Simon Peter is a major figure among the personalities of the New Testament. He was one of the first to be introduced to Jesus, and later one of the original twelve chosen and appointed by Jesus to be his apostles. He is the first named in each of the three lists of apostles given in the Gospels.
Moreover, on the Day of Pentecost Peter preached the first sermon properly called a Christian sermon — centering on Christ’s crucifixion and resurrection. And he’s the primary figure in the first 12 chapters of the Acts of the Apostles. It was Peter who carried the message of the Gospel to the Gentiles. Beyond all this, his two letters written to Christians suffering from persecution are included in the New Testament.

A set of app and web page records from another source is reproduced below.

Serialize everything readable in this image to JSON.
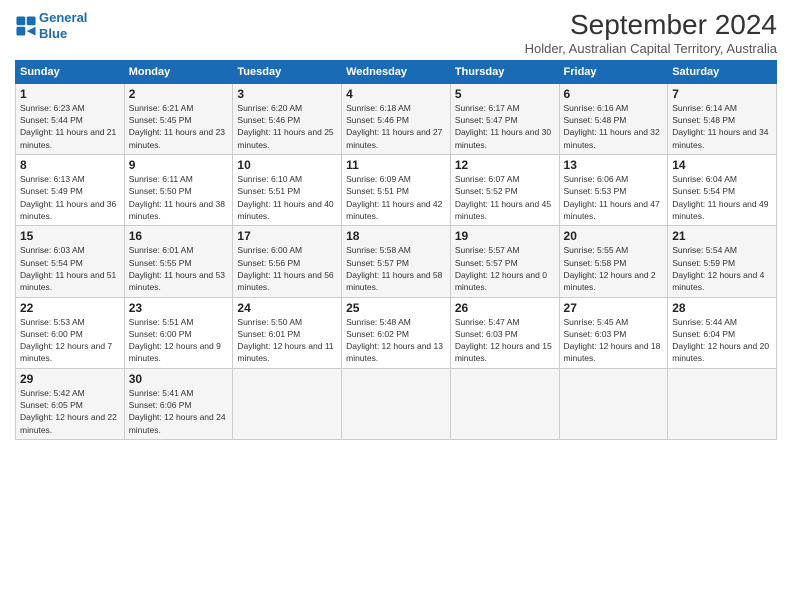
{
  "header": {
    "logo_line1": "General",
    "logo_line2": "Blue",
    "title": "September 2024",
    "subtitle": "Holder, Australian Capital Territory, Australia"
  },
  "days_of_week": [
    "Sunday",
    "Monday",
    "Tuesday",
    "Wednesday",
    "Thursday",
    "Friday",
    "Saturday"
  ],
  "weeks": [
    [
      {
        "day": "1",
        "sunrise": "6:23 AM",
        "sunset": "5:44 PM",
        "daylight": "11 hours and 21 minutes."
      },
      {
        "day": "2",
        "sunrise": "6:21 AM",
        "sunset": "5:45 PM",
        "daylight": "11 hours and 23 minutes."
      },
      {
        "day": "3",
        "sunrise": "6:20 AM",
        "sunset": "5:46 PM",
        "daylight": "11 hours and 25 minutes."
      },
      {
        "day": "4",
        "sunrise": "6:18 AM",
        "sunset": "5:46 PM",
        "daylight": "11 hours and 27 minutes."
      },
      {
        "day": "5",
        "sunrise": "6:17 AM",
        "sunset": "5:47 PM",
        "daylight": "11 hours and 30 minutes."
      },
      {
        "day": "6",
        "sunrise": "6:16 AM",
        "sunset": "5:48 PM",
        "daylight": "11 hours and 32 minutes."
      },
      {
        "day": "7",
        "sunrise": "6:14 AM",
        "sunset": "5:48 PM",
        "daylight": "11 hours and 34 minutes."
      }
    ],
    [
      {
        "day": "8",
        "sunrise": "6:13 AM",
        "sunset": "5:49 PM",
        "daylight": "11 hours and 36 minutes."
      },
      {
        "day": "9",
        "sunrise": "6:11 AM",
        "sunset": "5:50 PM",
        "daylight": "11 hours and 38 minutes."
      },
      {
        "day": "10",
        "sunrise": "6:10 AM",
        "sunset": "5:51 PM",
        "daylight": "11 hours and 40 minutes."
      },
      {
        "day": "11",
        "sunrise": "6:09 AM",
        "sunset": "5:51 PM",
        "daylight": "11 hours and 42 minutes."
      },
      {
        "day": "12",
        "sunrise": "6:07 AM",
        "sunset": "5:52 PM",
        "daylight": "11 hours and 45 minutes."
      },
      {
        "day": "13",
        "sunrise": "6:06 AM",
        "sunset": "5:53 PM",
        "daylight": "11 hours and 47 minutes."
      },
      {
        "day": "14",
        "sunrise": "6:04 AM",
        "sunset": "5:54 PM",
        "daylight": "11 hours and 49 minutes."
      }
    ],
    [
      {
        "day": "15",
        "sunrise": "6:03 AM",
        "sunset": "5:54 PM",
        "daylight": "11 hours and 51 minutes."
      },
      {
        "day": "16",
        "sunrise": "6:01 AM",
        "sunset": "5:55 PM",
        "daylight": "11 hours and 53 minutes."
      },
      {
        "day": "17",
        "sunrise": "6:00 AM",
        "sunset": "5:56 PM",
        "daylight": "11 hours and 56 minutes."
      },
      {
        "day": "18",
        "sunrise": "5:58 AM",
        "sunset": "5:57 PM",
        "daylight": "11 hours and 58 minutes."
      },
      {
        "day": "19",
        "sunrise": "5:57 AM",
        "sunset": "5:57 PM",
        "daylight": "12 hours and 0 minutes."
      },
      {
        "day": "20",
        "sunrise": "5:55 AM",
        "sunset": "5:58 PM",
        "daylight": "12 hours and 2 minutes."
      },
      {
        "day": "21",
        "sunrise": "5:54 AM",
        "sunset": "5:59 PM",
        "daylight": "12 hours and 4 minutes."
      }
    ],
    [
      {
        "day": "22",
        "sunrise": "5:53 AM",
        "sunset": "6:00 PM",
        "daylight": "12 hours and 7 minutes."
      },
      {
        "day": "23",
        "sunrise": "5:51 AM",
        "sunset": "6:00 PM",
        "daylight": "12 hours and 9 minutes."
      },
      {
        "day": "24",
        "sunrise": "5:50 AM",
        "sunset": "6:01 PM",
        "daylight": "12 hours and 11 minutes."
      },
      {
        "day": "25",
        "sunrise": "5:48 AM",
        "sunset": "6:02 PM",
        "daylight": "12 hours and 13 minutes."
      },
      {
        "day": "26",
        "sunrise": "5:47 AM",
        "sunset": "6:03 PM",
        "daylight": "12 hours and 15 minutes."
      },
      {
        "day": "27",
        "sunrise": "5:45 AM",
        "sunset": "6:03 PM",
        "daylight": "12 hours and 18 minutes."
      },
      {
        "day": "28",
        "sunrise": "5:44 AM",
        "sunset": "6:04 PM",
        "daylight": "12 hours and 20 minutes."
      }
    ],
    [
      {
        "day": "29",
        "sunrise": "5:42 AM",
        "sunset": "6:05 PM",
        "daylight": "12 hours and 22 minutes."
      },
      {
        "day": "30",
        "sunrise": "5:41 AM",
        "sunset": "6:06 PM",
        "daylight": "12 hours and 24 minutes."
      },
      null,
      null,
      null,
      null,
      null
    ]
  ]
}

Yet, his performance was on occasion less than stellar. With Our Lord’s crucifixion hours away, at one point Simon Peter declared his never-dying loyalty to his Master and only a short time later, now in a hostile environment, he denied that he knew him. From this lapse, however, he recovered in a burst of penitential tears.
But in that same general period of time there’s another moment in his life when, in spite of his dismal failure, Peter’s responses show the depth of his heart’s commitment to Jesus.

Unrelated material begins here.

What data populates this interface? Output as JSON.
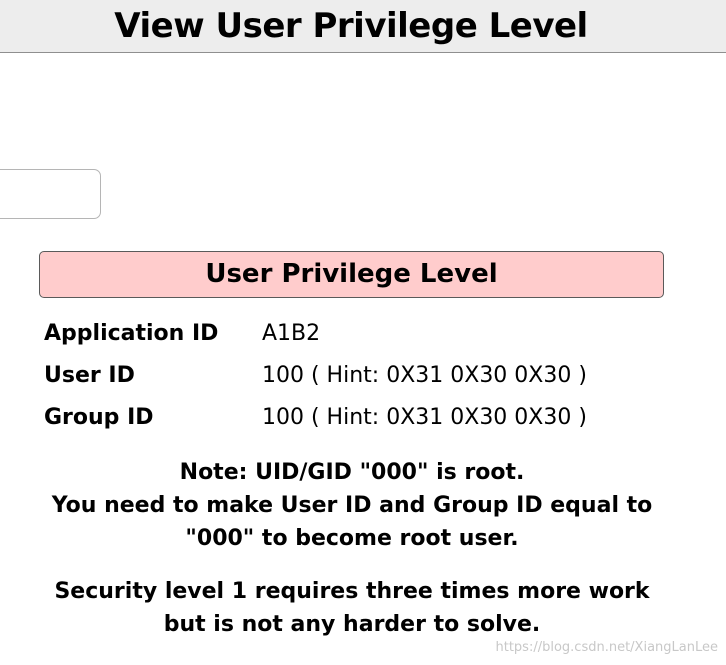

It’s Thursday. The Lord and the twelve have arrived at a borrowed room to celebrate the Passover Feast together. For the customary washing of the feet before the meal, a bowl and towel are there, but no servant appears. Jesus assigns himself the task. However, he comes on his knees to Simon Peter and the big fisherman says in surprise, “YOU wash MY feet? To him that would be unthinkable. Jesus was his leader and leaders don’t do such menial tasks.
Jesus responded: “Unless I wash you, you have no part in me.” The pronouncement must have rung in Peter’s ears, and his reply shows the depth of his heart’s commitment to his Master: “Not just my feet but my hands and my head as well.”

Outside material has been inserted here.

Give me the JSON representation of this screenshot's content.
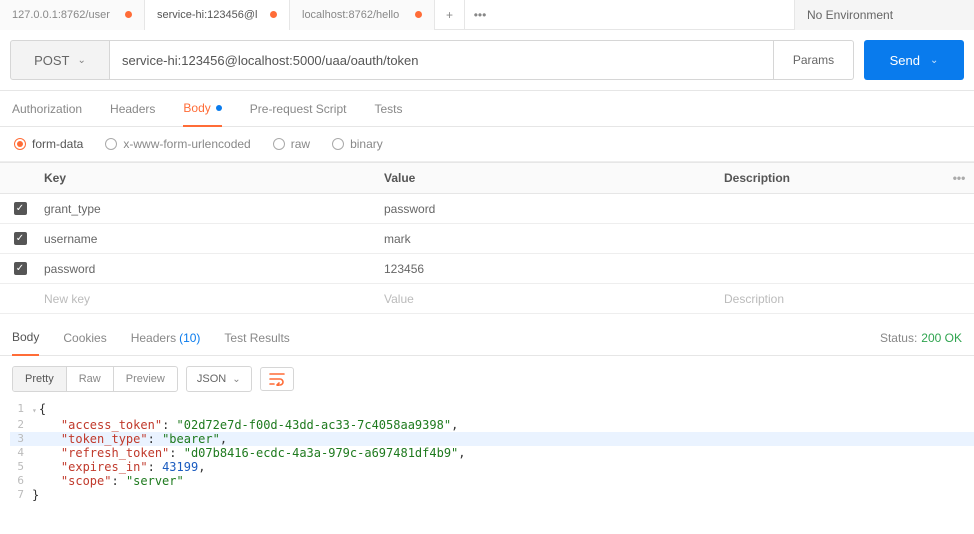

It was as though he cried out, “Being severed from you would be like death. The most important thing in my life is to belong to you.”
That response was not entirely new. Earlier when Jesus asked the twelve if they would leave him as some of his other followers were doing, Peter blurted out with the same depth of feeling, “To whom else can we go? You have the words of eternal life.” His love and connections were real!
Jesus’ words to Peter have two levels of meaning. At the material level they have to do with the washing of the feet as a social propriety. At the spiritual level they have to do with what really connects one with Jesus – called “the washing of regeneration.” It stands for an inner cleansing, the washing away of our sins, the cleansing of the soul by the blood of Christ.
To return to the account of Jesus’ washing his disciples’ feet, Jesus adds a word about the ongoing life of true discipleship, saying, “if you’ve had a bath, you need only to wash your feet.” It’s as though he reminds them that that very day they bathed for the day and that need not be repeated. But after walking the dusty, soiled streets their feet may need attention.
Elsewhere the same John writes, “If we confess our sins he is faithful and just to forgive us our sins and to cleanse us from all unrighteousness.” He writes this to believers.
We can never forget Brother Peter. Tradition says that he spent his closing days in the city of Rome where he was crucified under the emperor, Nero. When it came time to die, some believe, he asked that he be placed on his cross upside down because he was unworthy to be crucified in the same position as his Lord.
Photo credit: flattop341 (via flickr.com)